YOUR ASSIGNMENT: The records below are to be reproduced exactly, with the pictures left out.

** SOURCE RECORDS follows **

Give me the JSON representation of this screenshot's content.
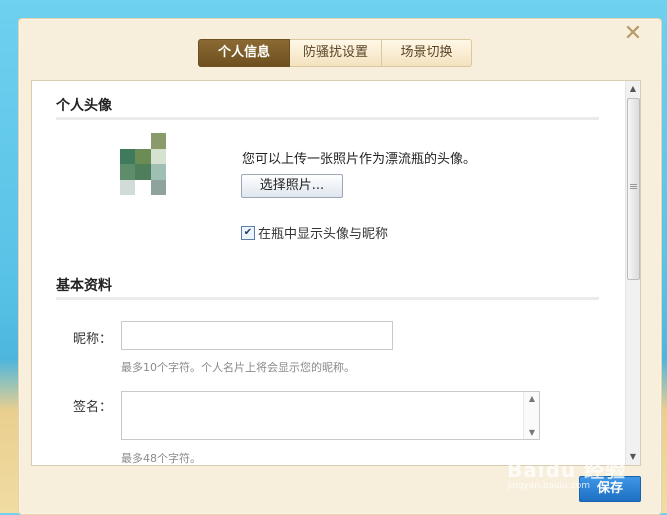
{
  "dialog": {
    "close_icon": "close-icon",
    "tabs": [
      {
        "label": "个人信息",
        "active": true
      },
      {
        "label": "防骚扰设置",
        "active": false
      },
      {
        "label": "场景切换",
        "active": false
      }
    ]
  },
  "avatar_section": {
    "title": "个人头像",
    "upload_text": "您可以上传一张照片作为漂流瓶的头像。",
    "choose_button": "选择照片...",
    "show_avatar_checkbox": {
      "label": "在瓶中显示头像与昵称",
      "checked": true
    }
  },
  "profile_section": {
    "title": "基本资料",
    "nickname": {
      "label": "昵称：",
      "value": "",
      "hint": "最多10个字符。个人名片上将会显示您的昵称。"
    },
    "signature": {
      "label": "签名：",
      "value": "",
      "hint": "最多48个字符。"
    }
  },
  "footer": {
    "save_button": "保存"
  },
  "watermark": {
    "text": "Baidu 经验",
    "subtext": "jingyan.baidu.com"
  },
  "colors": {
    "active_tab": "#7a5a28",
    "save_button": "#2a80d6",
    "dialog_bg": "#f8eedc"
  }
}
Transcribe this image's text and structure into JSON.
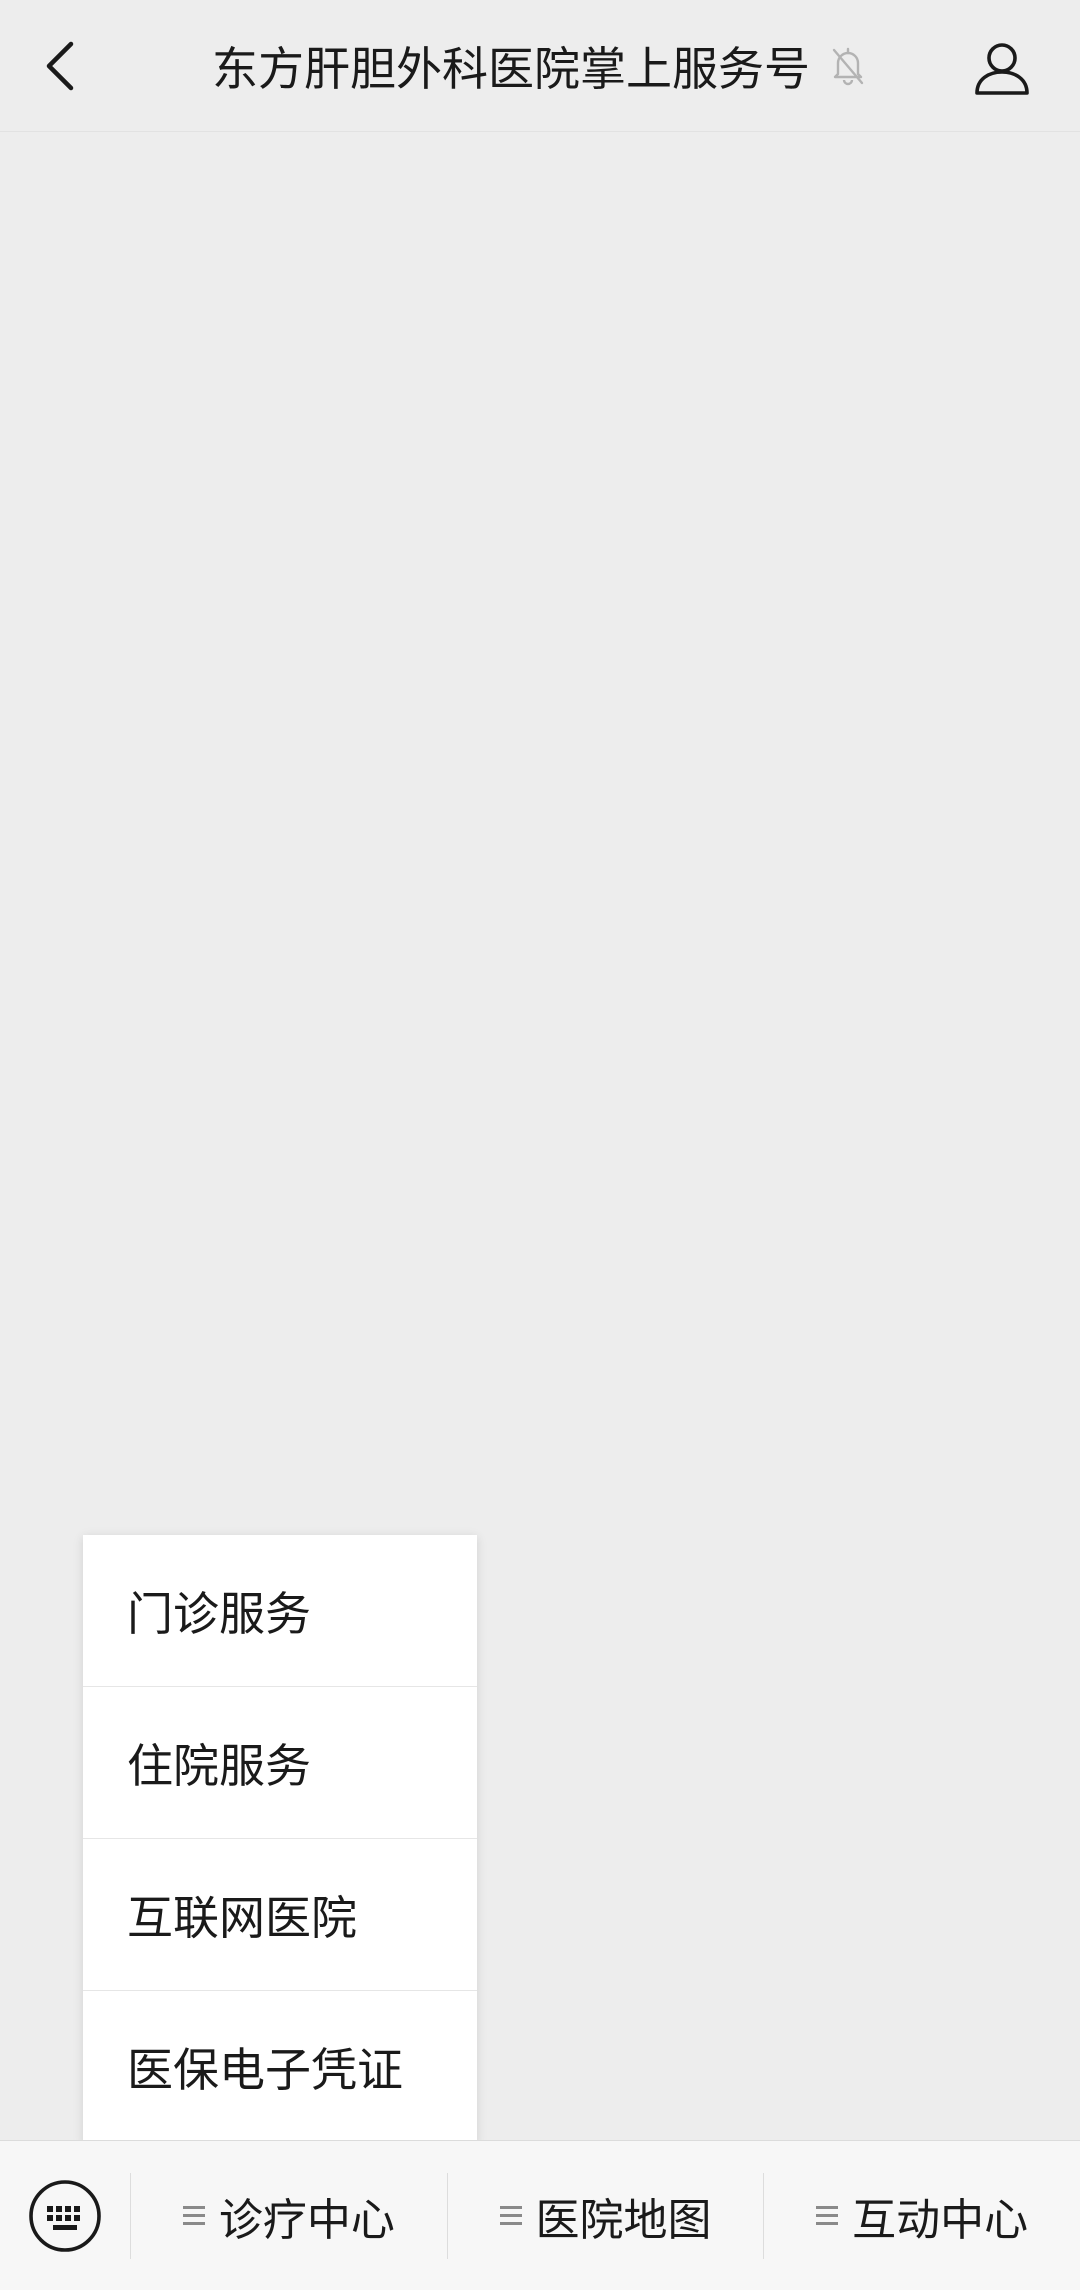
{
  "header": {
    "title": "东方肝胆外科医院掌上服务号",
    "back_icon": "chevron-left-icon",
    "mute_icon": "bell-slash-icon",
    "profile_icon": "user-icon"
  },
  "popup_menu": {
    "items": [
      {
        "label": "门诊服务"
      },
      {
        "label": "住院服务"
      },
      {
        "label": "互联网医院"
      },
      {
        "label": "医保电子凭证"
      }
    ]
  },
  "bottom_bar": {
    "keyboard_icon": "keyboard-icon",
    "tabs": [
      {
        "label": "诊疗中心",
        "icon": "menu-lines-icon"
      },
      {
        "label": "医院地图",
        "icon": "menu-lines-icon"
      },
      {
        "label": "互动中心",
        "icon": "menu-lines-icon"
      }
    ]
  },
  "colors": {
    "background": "#ededed",
    "text": "#1a1a1a",
    "popup_bg": "#ffffff",
    "bar_bg": "#f7f7f7"
  }
}
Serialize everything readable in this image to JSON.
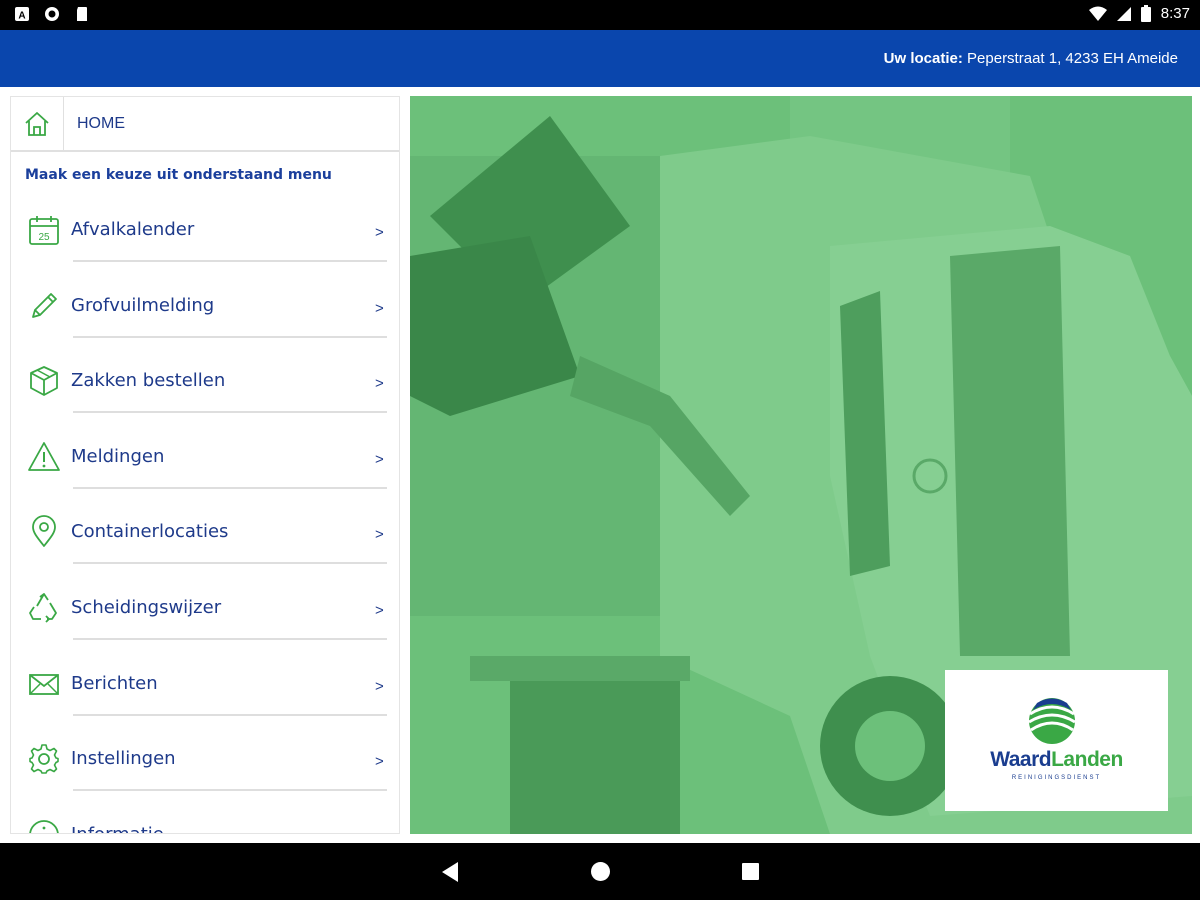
{
  "status_bar": {
    "time": "8:37",
    "left_icons": [
      "notification-a-icon",
      "sync-icon",
      "sd-card-icon"
    ],
    "right_icons": [
      "wifi-icon",
      "signal-icon",
      "battery-icon"
    ]
  },
  "header": {
    "location_label": "Uw locatie:",
    "location_value": "Peperstraat 1, 4233 EH Ameide",
    "bg_color": "#0a46ad"
  },
  "menu": {
    "home_label": "HOME",
    "intro": "Maak een keuze uit onderstaand menu",
    "items": [
      {
        "label": "Afvalkalender",
        "icon": "calendar-icon",
        "arrow": ">"
      },
      {
        "label": "Grofvuilmelding",
        "icon": "pencil-icon",
        "arrow": ">"
      },
      {
        "label": "Zakken bestellen",
        "icon": "box-icon",
        "arrow": ">"
      },
      {
        "label": "Meldingen",
        "icon": "warning-icon",
        "arrow": ">"
      },
      {
        "label": "Containerlocaties",
        "icon": "map-pin-icon",
        "arrow": ">"
      },
      {
        "label": "Scheidingswijzer",
        "icon": "recycle-icon",
        "arrow": ">"
      },
      {
        "label": "Berichten",
        "icon": "envelope-icon",
        "arrow": ">"
      },
      {
        "label": "Instellingen",
        "icon": "gear-icon",
        "arrow": ">"
      },
      {
        "label": "Informatie",
        "icon": "info-icon",
        "arrow": ">"
      }
    ],
    "icon_color": "#3aa845",
    "text_color": "#1e3a8a"
  },
  "hero": {
    "overlay_color": "#6cc07a",
    "logo_name_part1": "Waard",
    "logo_name_part2": "Landen",
    "logo_subtitle": "REINIGINGSDIENST"
  }
}
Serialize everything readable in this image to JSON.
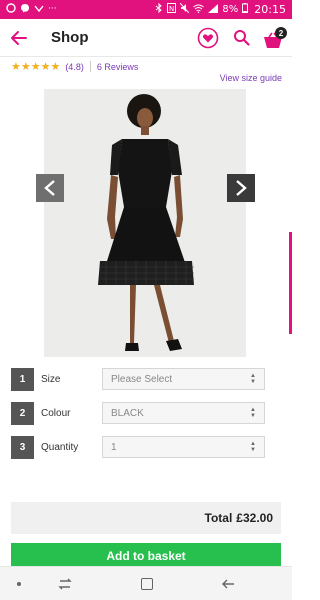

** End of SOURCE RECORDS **

WRITTEN ANSWER:
Give me the JSON representation of this screenshot's content.
{
  "dialog": {
    "close_icon": "close-icon",
    "tabs": [
      {
        "label": "个人信息",
        "active": true
      },
      {
        "label": "防骚扰设置",
        "active": false
      },
      {
        "label": "场景切换",
        "active": false
      }
    ]
  },
  "avatar_section": {
    "title": "个人头像",
    "upload_text": "您可以上传一张照片作为漂流瓶的头像。",
    "choose_button": "选择照片...",
    "show_avatar_checkbox": {
      "label": "在瓶中显示头像与昵称",
      "checked": true
    }
  },
  "profile_section": {
    "title": "基本资料",
    "nickname": {
      "label": "昵称：",
      "value": "",
      "hint": "最多10个字符。个人名片上将会显示您的昵称。"
    },
    "signature": {
      "label": "签名：",
      "value": "",
      "hint": "最多48个字符。"
    }
  },
  "footer": {
    "save_button": "保存"
  },
  "watermark": {
    "text": "Baidu 经验",
    "subtext": "jingyan.baidu.com"
  },
  "colors": {
    "active_tab": "#7a5a28",
    "save_button": "#2a80d6",
    "dialog_bg": "#f8eedc"
  }
}
Transcribe this image's text and structure into JSON.
{
  "header": {
    "title": "东方肝胆外科医院掌上服务号",
    "back_icon": "chevron-left-icon",
    "mute_icon": "bell-slash-icon",
    "profile_icon": "user-icon"
  },
  "popup_menu": {
    "items": [
      {
        "label": "门诊服务"
      },
      {
        "label": "住院服务"
      },
      {
        "label": "互联网医院"
      },
      {
        "label": "医保电子凭证"
      }
    ]
  },
  "bottom_bar": {
    "keyboard_icon": "keyboard-icon",
    "tabs": [
      {
        "label": "诊疗中心",
        "icon": "menu-lines-icon"
      },
      {
        "label": "医院地图",
        "icon": "menu-lines-icon"
      },
      {
        "label": "互动中心",
        "icon": "menu-lines-icon"
      }
    ]
  },
  "colors": {
    "background": "#ededed",
    "text": "#1a1a1a",
    "popup_bg": "#ffffff",
    "bar_bg": "#f7f7f7"
  }
}
Serialize everything readable in this image to JSON.
{
  "status_bar": {
    "time": "8:37",
    "left_icons": [
      "notification-a-icon",
      "sync-icon",
      "sd-card-icon"
    ],
    "right_icons": [
      "wifi-icon",
      "signal-icon",
      "battery-icon"
    ]
  },
  "header": {
    "location_label": "Uw locatie:",
    "location_value": "Peperstraat 1, 4233 EH Ameide",
    "bg_color": "#0a46ad"
  },
  "menu": {
    "home_label": "HOME",
    "intro": "Maak een keuze uit onderstaand menu",
    "items": [
      {
        "label": "Afvalkalender",
        "icon": "calendar-icon",
        "arrow": ">"
      },
      {
        "label": "Grofvuilmelding",
        "icon": "pencil-icon",
        "arrow": ">"
      },
      {
        "label": "Zakken bestellen",
        "icon": "box-icon",
        "arrow": ">"
      },
      {
        "label": "Meldingen",
        "icon": "warning-icon",
        "arrow": ">"
      },
      {
        "label": "Containerlocaties",
        "icon": "map-pin-icon",
        "arrow": ">"
      },
      {
        "label": "Scheidingswijzer",
        "icon": "recycle-icon",
        "arrow": ">"
      },
      {
        "label": "Berichten",
        "icon": "envelope-icon",
        "arrow": ">"
      },
      {
        "label": "Instellingen",
        "icon": "gear-icon",
        "arrow": ">"
      },
      {
        "label": "Informatie",
        "icon": "info-icon",
        "arrow": ">"
      }
    ],
    "icon_color": "#3aa845",
    "text_color": "#1e3a8a"
  },
  "hero": {
    "overlay_color": "#6cc07a",
    "logo_name_part1": "Waard",
    "logo_name_part2": "Landen",
    "logo_subtitle": "REINIGINGSDIENST"
  }
}
Serialize everything readable in this image to JSON.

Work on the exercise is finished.